Or real opportunities ahead for those that can stand the reality of a hot kitchen…
Well, eight years on from the global financial crisis and many of us are still here… In 2008, we cautioned that interest rates would continue to fall and even approach 1%, yet last week the Bank of England lowered the rate to 0.25% with barely a headline…
While other suppliers are still awaiting a return to some semblance of ‘normal’ or are ploughing on regardless of market indicators to the contrary, we continue to believe that there are real trade opportunities available for those suppliers that take a realistic view of risk & reward and act now on the basis that things will improve eventually…
Essentially, the current ‘cut-back’ uncertainty and lack of predictability means less competition. This means more talent is available for those suppliers willing to take a forward view and seek profit opportunities amidst the financial uncertainty.

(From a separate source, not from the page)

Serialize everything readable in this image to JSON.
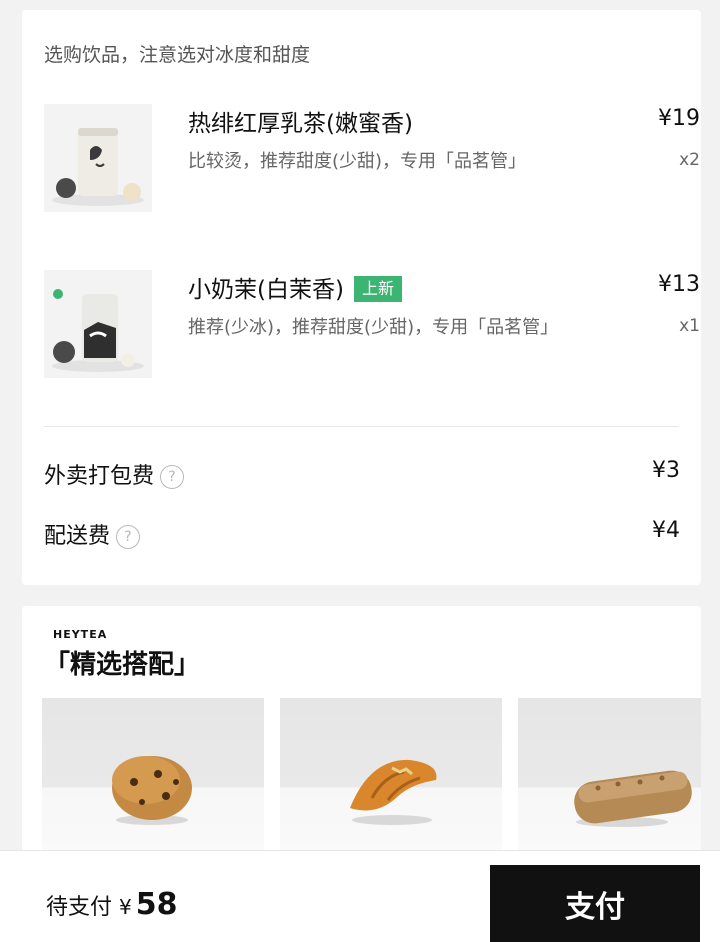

For NAMs it means distilling the job down to the basic business management of a major account.
In other words, a unique opportunity has emerged for those suppliers and NAMs that are willing to acknowledge and build upon the new market realities, reposition their competitive differences and demonstrate their value to key customers, financially.
However, in order to realise and optimise the new opportunities, suppliers need to make a fully objective and realistic assessment of their own and competitors’ relative appetites for risk in times of unprecedented uncertainty. In other words, it is time to decide whether the company and its people are risk-seeking, risk-neutral or risk-averse, and how this compares with the competition in the category.
In exploring available opportunities, suppliers will be subject to varying degrees of risk in terms of impact upon the business and chance of occurrence. It is therefore necessary to reduce all business process to financial measures of investment and return in a cash-driven market environment. This will make it easier to communicate the size of risk – and opportunity – to others in the business. It will also enable more rapid response to market changes in terms of customer demands and competitor initiatives without jeopardising overall profitability. Again, constant use of financial measures will enable the supplier to maintain and work within an acceptable level of risk.
All of which will have to be factored into highly realistic forecasts of achievable levels of ROCE, the ultimate business measure in a zero-sum game, where any growth is at the expense of the competition.
Despite current uncertainties, it can be taken for granted that shoppers and retailers will continue to buy and sell, modifying their behaviour to reflect their perceptions of need-changes in the current post-Brexit climate.
Moreover, given that each supplier has different profiles in terms of consumers and shoppers, brand-portfolios and customer-portfolios, terms and conditions, and especially financial impact upon individual customers’ profitability, so too will their relative appeal to each customer be different, unique and new, compared with the competition. In other words, we now operate in the age of tailor-making…
The real opportunities for suppliers lie in the ability to capitalise upon these new differences in appeal to the customer, and demonstrate their resulting impact upon the profitability of the customer’s business.
In addition, suppliers are currently dealing with multiples under increasing financial pressure who will try to transfer even more business risk to their suppliers, especially via increased demands for credit and trade funding. Given that trade credit is interest-free and trade funding can reach levels of up to 20% of sales to retailers, it can be appreciated that these moves will prove increasingly tempting to major customers, as the economy continues to flat-line. Moreover, suppliers should also anticipate increases in levels of deductions, currently between 3% and 8% of suppliers’ turnover. These demands need to be resisted, and attempts should be made to ensure a fair share of respective business risk, for companies supposed to be operating as ‘equal’ trade partners.
Finally, it might be worth bearing in mind that the money-management and return-on-trade-investment disciplines developed now will not only help to optimise available resources in the current climate but will add to the supplier’s momentum, as the recession inevitably eases and ‘normal’ growth resumes.
On the other hand, a prolonged retro-view will help in avoiding the need, or opportunity, to change, until it no longer matters… In the meantime, realistic optimism is for those NAMs that are well aware of risks, but deep down believe that things are going to get better…(Godin)